“Who has to pay for COBRA coverage?” is a question we often hear from transaction lawyers and their clients in a stock sale or an asset sale. COBRA requires some employers to provide certain participants and their beneficiaries with group health plan coverage after certain events occur that would otherwise end that coverage. Here is an overview of how the COBRA rules work in an acquisition.
Questions To Be Asked
- Is the transaction a stock sale or an asset sale?
- Who (if anyone) has had a COBRA qualifying event?
- If there was a COBRA qualifying event, which employer has to provide COBRA coverage?
Stock Sale Or Asset Sale?
The COBRA rules are different for stock sales versus asset sales. We’ll explain those differences in a moment.
M&A Qualified Beneficiaries
In either a stock sale or an asset sale, we identify the people who must be offered COBRA coverage – the “M&A qualified beneficiaries.” These people experienced a “qualifying event” before or in connection with the sale and are employees whose last employment prior to the qualifying event was associated with (or their qualifying event occurred in connection with) either the:
- Acquired organization in the case of a stock sale; or
- Assets being sold in the case of an asset sale.
We then look at whether the M&A qualified beneficiaries experienced a qualifying event. If not, no COBRA coverage has to be offered. In a stock sale, the sale itself is not a qualifying event if the employee continues to be employed by the acquired organization after the sale (even if the employee is no longer provided with group health plan). However, an asset sale is a qualifying event unless either (i) the buyer is a “successor employer” (see below) and the employee is hired by the buyer immediately after the sale, or (ii) the employee keeps their coverage under the seller’s group health plan after the sale. A “successor employer” is an employer in one of three categories:

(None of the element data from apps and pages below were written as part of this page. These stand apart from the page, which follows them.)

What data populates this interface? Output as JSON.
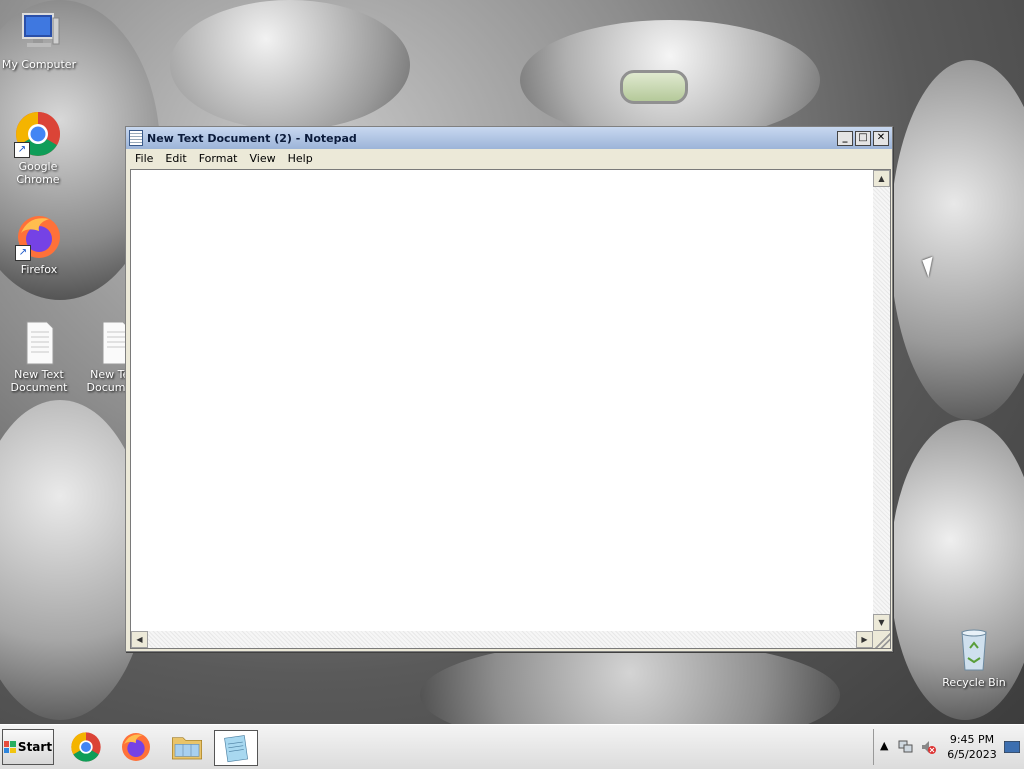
{
  "desktop": {
    "icons": [
      {
        "label": "My Computer"
      },
      {
        "label": "Google Chrome"
      },
      {
        "label": "Firefox"
      },
      {
        "label": "New Text Document"
      },
      {
        "label": "New Text Document"
      },
      {
        "label": "Recycle Bin"
      }
    ]
  },
  "notepad": {
    "title": "New Text Document (2) - Notepad",
    "menu": [
      "File",
      "Edit",
      "Format",
      "View",
      "Help"
    ],
    "content": "",
    "buttons": {
      "minimize": "_",
      "maximize": "□",
      "close": "✕"
    }
  },
  "taskbar": {
    "start_label": "Start",
    "apps": [
      "chrome-icon",
      "firefox-icon",
      "file-explorer-icon",
      "notepad-icon"
    ],
    "clock": {
      "time": "9:45 PM",
      "date": "6/5/2023"
    }
  }
}
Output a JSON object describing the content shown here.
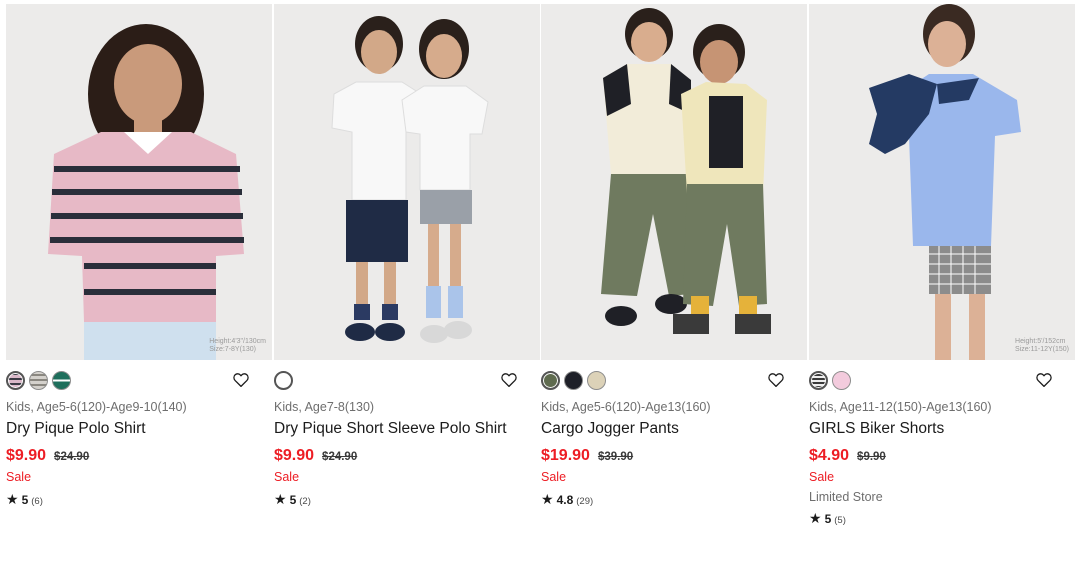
{
  "products": [
    {
      "image_alt": "Girl in pink striped polo shirt",
      "image_note_1": "Height:4'3\"/130cm",
      "image_note_2": "Size:7-8Y(130)",
      "swatch_colors": [
        "#d9b7c8",
        "#c9c6c2",
        "#1f6f5c"
      ],
      "category": "Kids, Age5-6(120)-Age9-10(140)",
      "name": "Dry Pique Polo Shirt",
      "price": "$9.90",
      "original_price": "$24.90",
      "sale_label": "Sale",
      "limited_label": "",
      "rating": "5",
      "review_count": "(6)"
    },
    {
      "image_alt": "Two kids in white polo shirts",
      "image_note_1": "",
      "image_note_2": "",
      "swatch_colors": [
        "#ffffff"
      ],
      "category": "Kids, Age7-8(130)",
      "name": "Dry Pique Short Sleeve Polo Shirt",
      "price": "$9.90",
      "original_price": "$24.90",
      "sale_label": "Sale",
      "limited_label": "",
      "rating": "5",
      "review_count": "(2)"
    },
    {
      "image_alt": "Two kids in cargo jogger pants",
      "image_note_1": "",
      "image_note_2": "",
      "swatch_colors": [
        "#5f6b4f",
        "#1e2028",
        "#dcd2b8"
      ],
      "category": "Kids, Age5-6(120)-Age13(160)",
      "name": "Cargo Jogger Pants",
      "price": "$19.90",
      "original_price": "$39.90",
      "sale_label": "Sale",
      "limited_label": "",
      "rating": "4.8",
      "review_count": "(29)"
    },
    {
      "image_alt": "Girl in blue tee and checked biker shorts",
      "image_note_1": "Height:5'/152cm",
      "image_note_2": "Size:11-12Y(150)",
      "swatch_colors": [
        "#3a3a3a",
        "#f3cbdd"
      ],
      "category": "Kids, Age11-12(150)-Age13(160)",
      "name": "GIRLS Biker Shorts",
      "price": "$4.90",
      "original_price": "$9.90",
      "sale_label": "Sale",
      "limited_label": "Limited Store",
      "rating": "5",
      "review_count": "(5)"
    }
  ],
  "icons": {
    "favorite": "heart-outline-icon",
    "rating": "star-icon"
  },
  "colors": {
    "sale_red": "#ed1d24",
    "text": "#1b1b1b",
    "muted": "#6e6e6e"
  }
}
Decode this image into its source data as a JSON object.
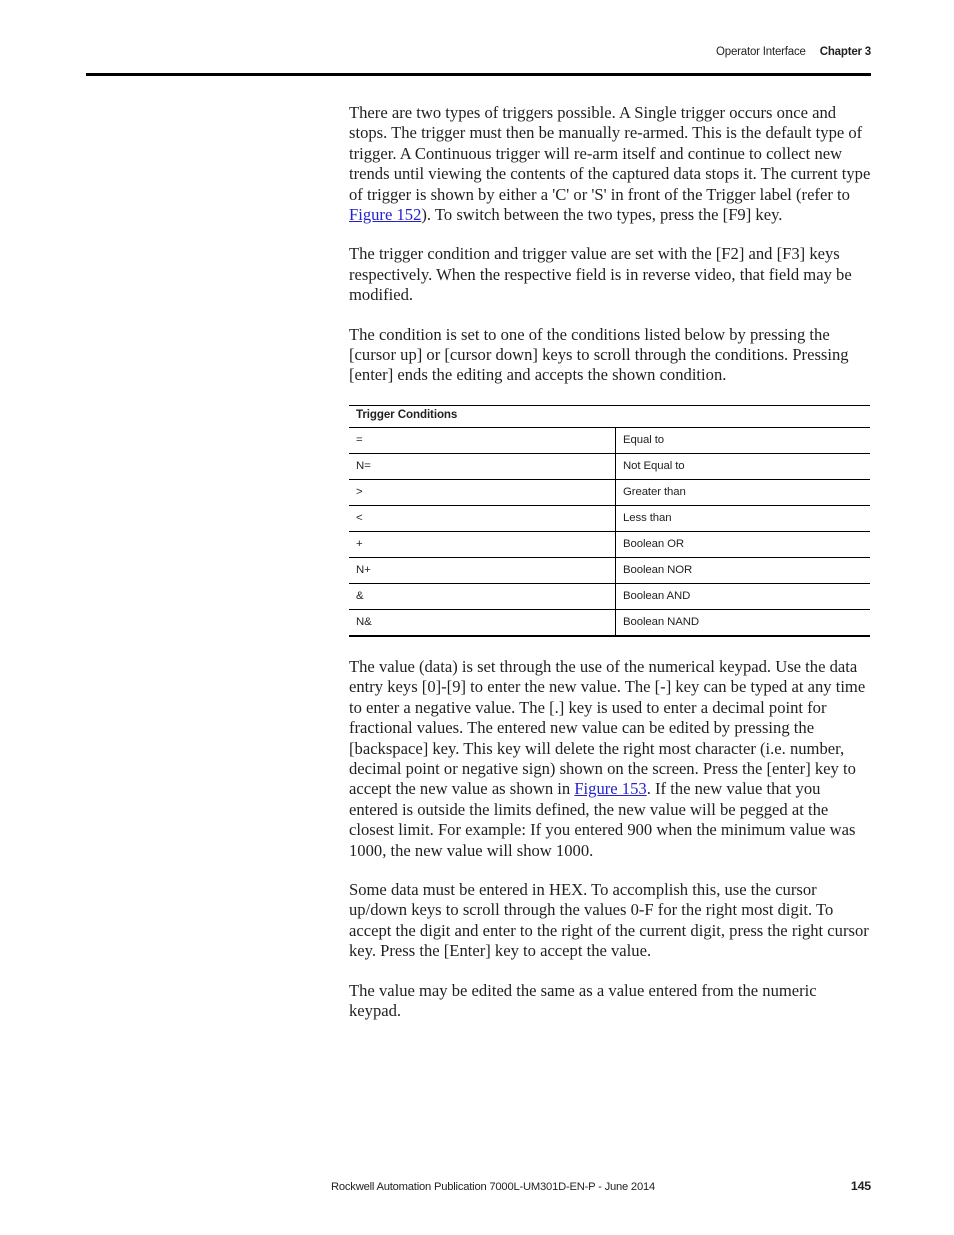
{
  "header": {
    "section": "Operator Interface",
    "chapter": "Chapter 3"
  },
  "body": {
    "p1_part1": "There are two types of triggers possible. A Single trigger occurs once and stops. The trigger must then be manually re-armed. This is the default type of trigger. A Continuous trigger will re-arm itself and continue to collect new trends until viewing the contents of the captured data stops it. The current type of trigger is shown by either a 'C' or 'S' in front of the Trigger label (refer to ",
    "p1_link": "Figure 152",
    "p1_part2": "). To switch between the two types, press the [F9] key.",
    "p2": "The trigger condition and trigger value are set with the [F2] and [F3] keys respectively. When the respective field is in reverse video, that field may be modified.",
    "p3": "The condition is set to one of the conditions listed below by pressing the [cursor up] or [cursor down] keys to scroll through the conditions. Pressing [enter] ends the editing and accepts the shown condition.",
    "p4_part1": "The value (data) is set through the use of the numerical keypad. Use the data entry keys [0]-[9] to enter the new value. The [-] key can be typed at any time to enter a negative value. The [.] key is used to enter a decimal point for fractional values. The entered new value can be edited by pressing the [backspace] key. This key will delete the right most character (i.e. number, decimal point or negative sign) shown on the screen. Press the [enter] key to accept the new value as shown in ",
    "p4_link": "Figure 153",
    "p4_part2": ". If the new value that you entered is outside the limits defined, the new value will be pegged at the closest limit. For example: If you entered 900 when the minimum value was 1000, the new value will show 1000.",
    "p5": "Some data must be entered in HEX. To accomplish this, use the cursor up/down keys to scroll through the values 0-F for the right most digit. To accept the digit and enter to the right of the current digit, press the right cursor key. Press the [Enter] key to accept the value.",
    "p6": "The value may be edited the same as a value entered from the numeric keypad."
  },
  "table": {
    "title": "Trigger Conditions",
    "rows": [
      {
        "symbol": "=",
        "meaning": "Equal to"
      },
      {
        "symbol": "N=",
        "meaning": "Not Equal to"
      },
      {
        "symbol": ">",
        "meaning": "Greater than"
      },
      {
        "symbol": "<",
        "meaning": "Less than"
      },
      {
        "symbol": "+",
        "meaning": "Boolean OR"
      },
      {
        "symbol": "N+",
        "meaning": "Boolean NOR"
      },
      {
        "symbol": "&",
        "meaning": "Boolean AND"
      },
      {
        "symbol": "N&",
        "meaning": "Boolean NAND"
      }
    ]
  },
  "footer": {
    "publication": "Rockwell Automation Publication 7000L-UM301D-EN-P - June 2014",
    "page_number": "145"
  },
  "colors": {
    "link": "#2222CC",
    "text": "#231F20",
    "rule": "#000000"
  }
}
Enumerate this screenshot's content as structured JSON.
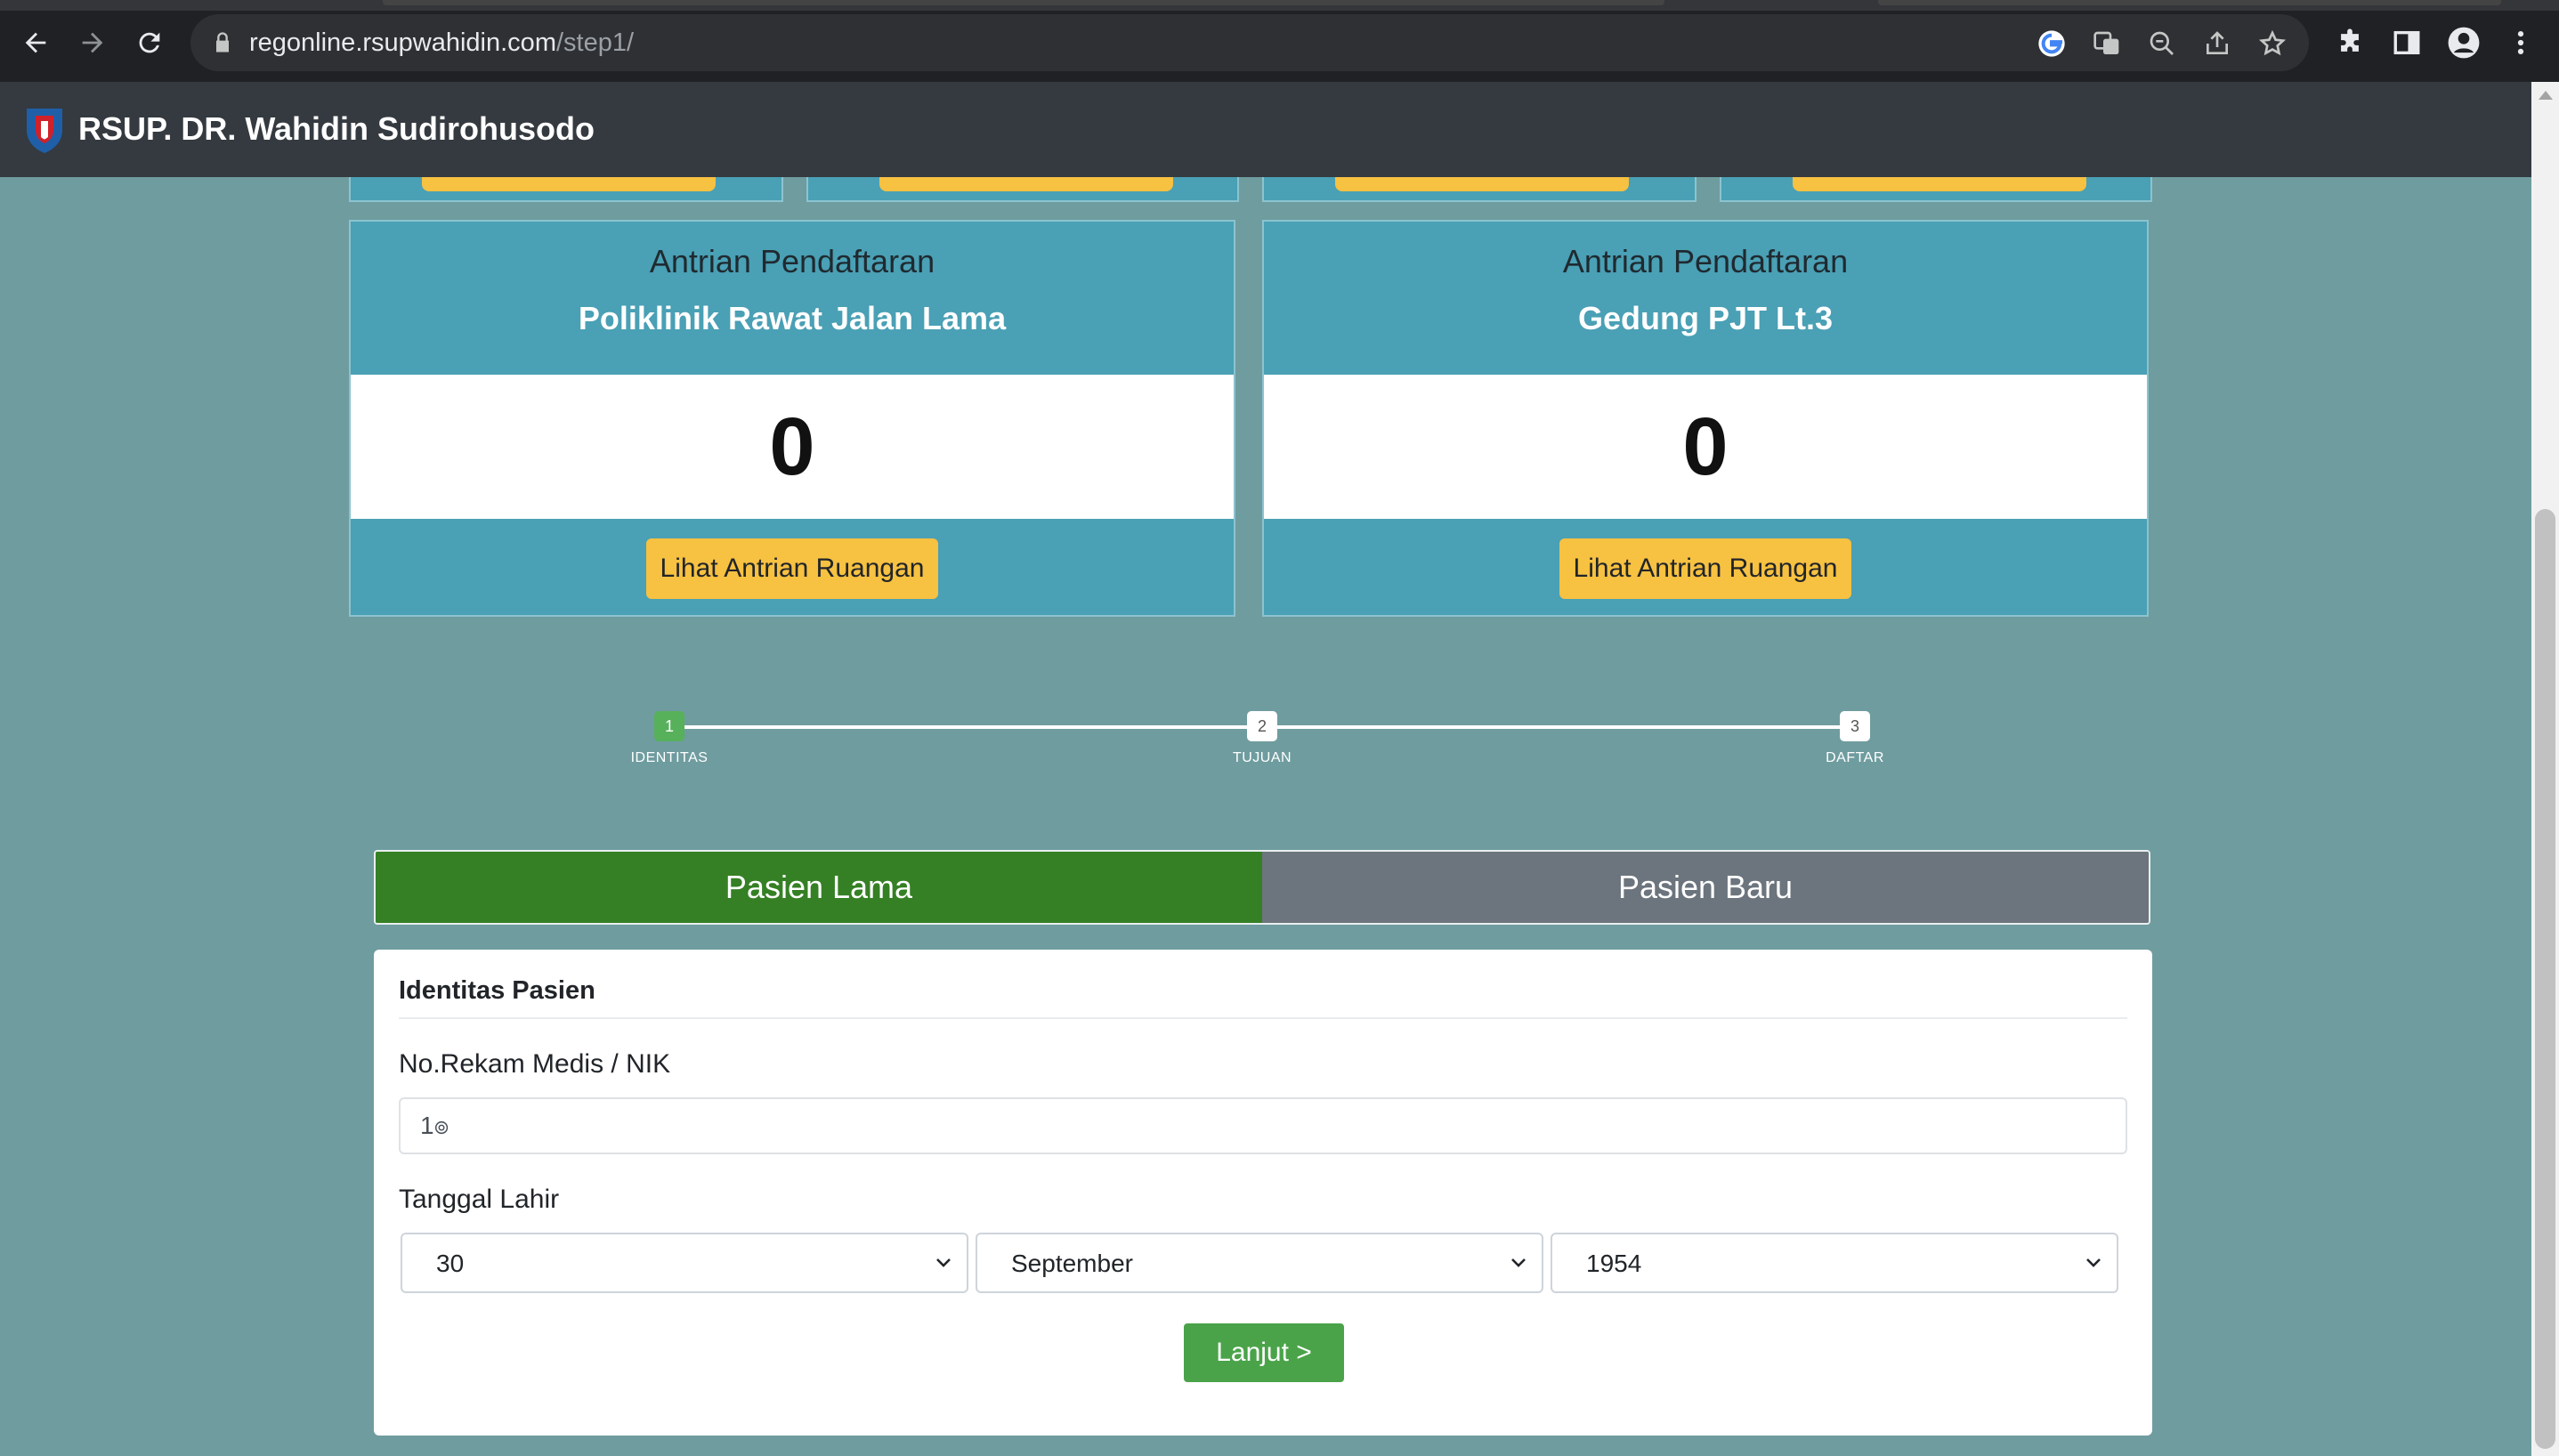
{
  "browser": {
    "url_host": "regonline.rsupwahidin.com",
    "url_path": "/step1/"
  },
  "navbar": {
    "brand": "RSUP. DR. Wahidin Sudirohusodo"
  },
  "queues": [
    {
      "title": "Antrian Pendaftaran",
      "subtitle": "Poliklinik Rawat Jalan Lama",
      "count": "0",
      "button": "Lihat Antrian Ruangan"
    },
    {
      "title": "Antrian Pendaftaran",
      "subtitle": "Gedung PJT Lt.3",
      "count": "0",
      "button": "Lihat Antrian Ruangan"
    }
  ],
  "stepper": {
    "steps": [
      {
        "number": "1",
        "label": "IDENTITAS",
        "active": true
      },
      {
        "number": "2",
        "label": "TUJUAN",
        "active": false
      },
      {
        "number": "3",
        "label": "DAFTAR",
        "active": false
      }
    ]
  },
  "tabs": {
    "active": "Pasien Lama",
    "inactive": "Pasien Baru"
  },
  "form": {
    "section_title": "Identitas Pasien",
    "record_label": "No.Rekam Medis / NIK",
    "record_value": "1๏",
    "dob_label": "Tanggal Lahir",
    "day": "30",
    "month": "September",
    "year": "1954",
    "submit": "Lanjut >"
  },
  "colors": {
    "background": "#6f9c9f",
    "card": "#4aa0b5",
    "accent_yellow": "#f7c141",
    "tab_active": "#358024",
    "tab_inactive": "#6c757d",
    "submit": "#4aa349"
  }
}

- It continues the business operations associated with the purchased assets without interruption or substantial change;
- It results from a consolidation, merger or similar restructuring of the employer; or
- It is a “mere continuation” of the employer.
Who Is Responsible?
We next look at whether the buyer or seller must provide COBRA coverage. (Note: special rules apply if the seller and/or buyer are part of a controlled group.)
If the seller continues to maintain a group health plan, the seller must provide COBRA coverage to the M&A qualified beneficiaries. If the seller terminates its group health plan in connection with the sale, the result depends on whether the transaction was a stock sale or an asset sale. If it was:
- A stock sale, the buyer’s group health plan has to provide COBRA coverage.
- An asset sale, the buyer’s group health plan has to provide COBRA coverage only if the buyer continues the business operations associated with the assets without interruption or substantial change.
Can You Negotiate Your Way Out Of COBRA Responsibility?
The seller and the buyer can negotiate COBRA coverage responsibility. However, if the party responsible under the contract fails to perform, COBRA must be provided as described above.
What To Do?
Avoid unpleasant post-closing discussions by deciding in advance how COBRA will be handled and make it part of the purchase agreement. This article is a broad overview. If you’d like advice specific to your transaction, please contact us.